What is required
Retype the records exactly, including every line.

Given records
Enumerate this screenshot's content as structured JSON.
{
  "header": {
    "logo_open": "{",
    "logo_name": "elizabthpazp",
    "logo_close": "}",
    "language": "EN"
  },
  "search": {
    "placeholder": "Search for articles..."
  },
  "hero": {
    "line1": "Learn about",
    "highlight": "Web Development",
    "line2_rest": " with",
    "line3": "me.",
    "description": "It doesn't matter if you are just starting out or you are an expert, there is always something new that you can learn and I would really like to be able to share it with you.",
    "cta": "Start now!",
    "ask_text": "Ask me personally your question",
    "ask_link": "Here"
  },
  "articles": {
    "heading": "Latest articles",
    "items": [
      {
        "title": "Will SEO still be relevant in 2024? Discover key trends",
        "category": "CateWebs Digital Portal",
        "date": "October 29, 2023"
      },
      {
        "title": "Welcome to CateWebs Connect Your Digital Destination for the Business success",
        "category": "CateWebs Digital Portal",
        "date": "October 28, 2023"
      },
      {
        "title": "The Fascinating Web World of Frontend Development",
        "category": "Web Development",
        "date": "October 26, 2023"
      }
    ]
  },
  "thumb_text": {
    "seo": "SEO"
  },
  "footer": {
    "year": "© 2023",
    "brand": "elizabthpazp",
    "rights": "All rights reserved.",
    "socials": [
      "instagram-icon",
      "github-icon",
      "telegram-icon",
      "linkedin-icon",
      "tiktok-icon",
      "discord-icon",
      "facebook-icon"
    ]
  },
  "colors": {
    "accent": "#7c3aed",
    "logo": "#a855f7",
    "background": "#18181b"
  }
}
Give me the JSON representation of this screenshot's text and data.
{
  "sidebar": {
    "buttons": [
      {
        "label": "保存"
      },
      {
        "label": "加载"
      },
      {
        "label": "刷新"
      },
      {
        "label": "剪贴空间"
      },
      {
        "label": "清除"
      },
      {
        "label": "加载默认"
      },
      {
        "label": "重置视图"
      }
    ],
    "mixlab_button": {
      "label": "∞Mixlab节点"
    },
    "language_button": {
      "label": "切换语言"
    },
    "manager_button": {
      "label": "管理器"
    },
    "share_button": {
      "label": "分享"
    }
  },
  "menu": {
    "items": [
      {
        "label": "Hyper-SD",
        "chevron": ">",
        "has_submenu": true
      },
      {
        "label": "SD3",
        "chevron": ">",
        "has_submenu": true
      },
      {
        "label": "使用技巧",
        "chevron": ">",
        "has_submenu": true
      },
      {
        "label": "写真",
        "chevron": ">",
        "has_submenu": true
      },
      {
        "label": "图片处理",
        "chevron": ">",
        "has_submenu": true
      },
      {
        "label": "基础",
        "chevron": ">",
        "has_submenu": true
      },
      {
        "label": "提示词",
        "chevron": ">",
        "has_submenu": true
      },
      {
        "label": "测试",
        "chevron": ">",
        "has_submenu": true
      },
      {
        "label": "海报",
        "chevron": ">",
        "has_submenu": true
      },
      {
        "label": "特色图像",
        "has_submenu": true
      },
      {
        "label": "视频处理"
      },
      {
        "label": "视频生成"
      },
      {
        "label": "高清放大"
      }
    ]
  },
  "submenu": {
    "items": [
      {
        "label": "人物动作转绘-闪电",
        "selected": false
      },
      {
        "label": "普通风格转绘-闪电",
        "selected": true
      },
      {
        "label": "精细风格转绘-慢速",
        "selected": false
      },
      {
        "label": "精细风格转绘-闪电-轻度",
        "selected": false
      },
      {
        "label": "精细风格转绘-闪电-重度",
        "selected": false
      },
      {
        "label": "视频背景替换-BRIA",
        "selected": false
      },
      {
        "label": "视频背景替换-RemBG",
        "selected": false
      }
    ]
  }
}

Answer to this exercise
Enumerate this screenshot's content as structured JSON.
{
  "header": {
    "logo_open": "{",
    "logo_name": "elizabthpazp",
    "logo_close": "}",
    "language": "EN"
  },
  "search": {
    "placeholder": "Search for articles..."
  },
  "hero": {
    "line1": "Learn about",
    "highlight": "Web Development",
    "line2_rest": " with",
    "line3": "me.",
    "description": "It doesn't matter if you are just starting out or you are an expert, there is always something new that you can learn and I would really like to be able to share it with you.",
    "cta": "Start now!",
    "ask_text": "Ask me personally your question",
    "ask_link": "Here"
  },
  "articles": {
    "heading": "Latest articles",
    "items": [
      {
        "title": "Will SEO still be relevant in 2024? Discover key trends",
        "category": "CateWebs Digital Portal",
        "date": "October 29, 2023"
      },
      {
        "title": "Welcome to CateWebs Connect Your Digital Destination for the Business success",
        "category": "CateWebs Digital Portal",
        "date": "October 28, 2023"
      },
      {
        "title": "The Fascinating Web World of Frontend Development",
        "category": "Web Development",
        "date": "October 26, 2023"
      }
    ]
  },
  "thumb_text": {
    "seo": "SEO"
  },
  "footer": {
    "year": "© 2023",
    "brand": "elizabthpazp",
    "rights": "All rights reserved.",
    "socials": [
      "instagram-icon",
      "github-icon",
      "telegram-icon",
      "linkedin-icon",
      "tiktok-icon",
      "discord-icon",
      "facebook-icon"
    ]
  },
  "colors": {
    "accent": "#7c3aed",
    "logo": "#a855f7",
    "background": "#18181b"
  }
}
Give me the JSON representation of this screenshot's text and data.
{
  "sidebar": {
    "buttons": [
      {
        "label": "保存"
      },
      {
        "label": "加载"
      },
      {
        "label": "刷新"
      },
      {
        "label": "剪贴空间"
      },
      {
        "label": "清除"
      },
      {
        "label": "加载默认"
      },
      {
        "label": "重置视图"
      }
    ],
    "mixlab_button": {
      "label": "∞Mixlab节点"
    },
    "language_button": {
      "label": "切换语言"
    },
    "manager_button": {
      "label": "管理器"
    },
    "share_button": {
      "label": "分享"
    }
  },
  "menu": {
    "items": [
      {
        "label": "Hyper-SD",
        "chevron": ">",
        "has_submenu": true
      },
      {
        "label": "SD3",
        "chevron": ">",
        "has_submenu": true
      },
      {
        "label": "使用技巧",
        "chevron": ">",
        "has_submenu": true
      },
      {
        "label": "写真",
        "chevron": ">",
        "has_submenu": true
      },
      {
        "label": "图片处理",
        "chevron": ">",
        "has_submenu": true
      },
      {
        "label": "基础",
        "chevron": ">",
        "has_submenu": true
      },
      {
        "label": "提示词",
        "chevron": ">",
        "has_submenu": true
      },
      {
        "label": "测试",
        "chevron": ">",
        "has_submenu": true
      },
      {
        "label": "海报",
        "chevron": ">",
        "has_submenu": true
      },
      {
        "label": "特色图像",
        "has_submenu": true
      },
      {
        "label": "视频处理"
      },
      {
        "label": "视频生成"
      },
      {
        "label": "高清放大"
      }
    ]
  },
  "submenu": {
    "items": [
      {
        "label": "人物动作转绘-闪电",
        "selected": false
      },
      {
        "label": "普通风格转绘-闪电",
        "selected": true
      },
      {
        "label": "精细风格转绘-慢速",
        "selected": false
      },
      {
        "label": "精细风格转绘-闪电-轻度",
        "selected": false
      },
      {
        "label": "精细风格转绘-闪电-重度",
        "selected": false
      },
      {
        "label": "视频背景替换-BRIA",
        "selected": false
      },
      {
        "label": "视频背景替换-RemBG",
        "selected": false
      }
    ]
  }
}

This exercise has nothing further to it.